• _ASSIGNMENT_: Copy the entries out again in full.

[Items from an interface collection]
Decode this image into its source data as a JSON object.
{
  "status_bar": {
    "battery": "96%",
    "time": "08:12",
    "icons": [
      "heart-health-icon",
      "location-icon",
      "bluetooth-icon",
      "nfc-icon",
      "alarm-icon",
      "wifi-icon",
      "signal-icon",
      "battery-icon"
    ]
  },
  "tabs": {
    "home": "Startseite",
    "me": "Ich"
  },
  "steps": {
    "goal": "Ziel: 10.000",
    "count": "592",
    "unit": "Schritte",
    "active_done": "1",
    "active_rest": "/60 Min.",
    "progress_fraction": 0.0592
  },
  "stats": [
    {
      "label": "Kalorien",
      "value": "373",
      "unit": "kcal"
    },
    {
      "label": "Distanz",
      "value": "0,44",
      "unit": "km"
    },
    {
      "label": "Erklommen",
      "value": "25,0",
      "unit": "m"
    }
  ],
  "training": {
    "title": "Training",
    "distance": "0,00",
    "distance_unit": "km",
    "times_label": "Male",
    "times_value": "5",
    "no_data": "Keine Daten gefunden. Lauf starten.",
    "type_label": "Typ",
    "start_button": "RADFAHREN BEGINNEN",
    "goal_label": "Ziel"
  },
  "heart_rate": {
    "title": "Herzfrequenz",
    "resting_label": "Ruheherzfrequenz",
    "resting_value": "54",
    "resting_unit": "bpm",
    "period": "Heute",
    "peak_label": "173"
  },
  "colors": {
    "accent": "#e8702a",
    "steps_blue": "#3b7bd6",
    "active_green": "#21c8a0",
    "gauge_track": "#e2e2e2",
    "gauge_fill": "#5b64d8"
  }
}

• _RESPONSE_:
Decode this image into its source data as a JSON object.
{
  "status_bar": {
    "battery": "96%",
    "time": "08:12",
    "icons": [
      "heart-health-icon",
      "location-icon",
      "bluetooth-icon",
      "nfc-icon",
      "alarm-icon",
      "wifi-icon",
      "signal-icon",
      "battery-icon"
    ]
  },
  "tabs": {
    "home": "Startseite",
    "me": "Ich"
  },
  "steps": {
    "goal": "Ziel: 10.000",
    "count": "592",
    "unit": "Schritte",
    "active_done": "1",
    "active_rest": "/60 Min.",
    "progress_fraction": 0.0592
  },
  "stats": [
    {
      "label": "Kalorien",
      "value": "373",
      "unit": "kcal"
    },
    {
      "label": "Distanz",
      "value": "0,44",
      "unit": "km"
    },
    {
      "label": "Erklommen",
      "value": "25,0",
      "unit": "m"
    }
  ],
  "training": {
    "title": "Training",
    "distance": "0,00",
    "distance_unit": "km",
    "times_label": "Male",
    "times_value": "5",
    "no_data": "Keine Daten gefunden. Lauf starten.",
    "type_label": "Typ",
    "start_button": "RADFAHREN BEGINNEN",
    "goal_label": "Ziel"
  },
  "heart_rate": {
    "title": "Herzfrequenz",
    "resting_label": "Ruheherzfrequenz",
    "resting_value": "54",
    "resting_unit": "bpm",
    "period": "Heute",
    "peak_label": "173"
  },
  "colors": {
    "accent": "#e8702a",
    "steps_blue": "#3b7bd6",
    "active_green": "#21c8a0",
    "gauge_track": "#e2e2e2",
    "gauge_fill": "#5b64d8"
  }
}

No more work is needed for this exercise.